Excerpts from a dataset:
----

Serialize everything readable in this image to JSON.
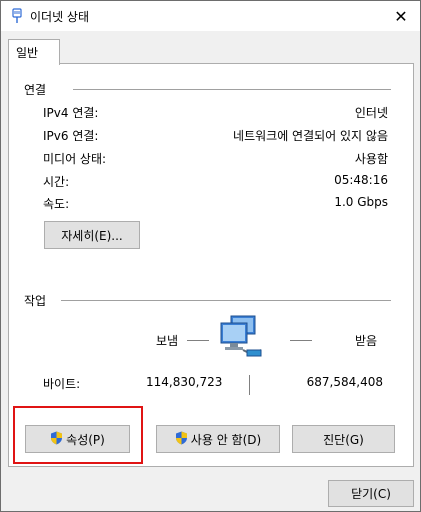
{
  "window": {
    "title": "이더넷 상태",
    "icon": "ethernet-icon",
    "close_glyph": "✕"
  },
  "tabs": [
    {
      "label": "일반"
    }
  ],
  "connection": {
    "section_label": "연결",
    "rows": [
      {
        "label": "IPv4 연결:",
        "value": "인터넷"
      },
      {
        "label": "IPv6 연결:",
        "value": "네트워크에 연결되어 있지 않음"
      },
      {
        "label": "미디어 상태:",
        "value": "사용함"
      },
      {
        "label": "시간:",
        "value": "05:48:16"
      },
      {
        "label": "속도:",
        "value": "1.0 Gbps"
      }
    ],
    "details_button": "자세히(E)..."
  },
  "activity": {
    "section_label": "작업",
    "sent_label": "보냄",
    "received_label": "받음",
    "bytes_label": "바이트:",
    "sent_bytes": "114,830,723",
    "received_bytes": "687,584,408",
    "icon": "network-computers-icon"
  },
  "actions": {
    "properties": "속성(P)",
    "disable": "사용 안 함(D)",
    "diagnose": "진단(G)"
  },
  "footer": {
    "close_button": "닫기(C)"
  },
  "colors": {
    "highlight": "#e01414",
    "button_bg": "#e1e1e1",
    "shield_blue": "#2f6bd6",
    "shield_yellow": "#f2c314"
  }
}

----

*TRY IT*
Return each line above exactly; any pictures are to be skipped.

*RESPONSE*
Serialize everything readable in this image to JSON.
{
  "window": {
    "title": "이더넷 상태",
    "icon": "ethernet-icon",
    "close_glyph": "✕"
  },
  "tabs": [
    {
      "label": "일반"
    }
  ],
  "connection": {
    "section_label": "연결",
    "rows": [
      {
        "label": "IPv4 연결:",
        "value": "인터넷"
      },
      {
        "label": "IPv6 연결:",
        "value": "네트워크에 연결되어 있지 않음"
      },
      {
        "label": "미디어 상태:",
        "value": "사용함"
      },
      {
        "label": "시간:",
        "value": "05:48:16"
      },
      {
        "label": "속도:",
        "value": "1.0 Gbps"
      }
    ],
    "details_button": "자세히(E)..."
  },
  "activity": {
    "section_label": "작업",
    "sent_label": "보냄",
    "received_label": "받음",
    "bytes_label": "바이트:",
    "sent_bytes": "114,830,723",
    "received_bytes": "687,584,408",
    "icon": "network-computers-icon"
  },
  "actions": {
    "properties": "속성(P)",
    "disable": "사용 안 함(D)",
    "diagnose": "진단(G)"
  },
  "footer": {
    "close_button": "닫기(C)"
  },
  "colors": {
    "highlight": "#e01414",
    "button_bg": "#e1e1e1",
    "shield_blue": "#2f6bd6",
    "shield_yellow": "#f2c314"
  }
}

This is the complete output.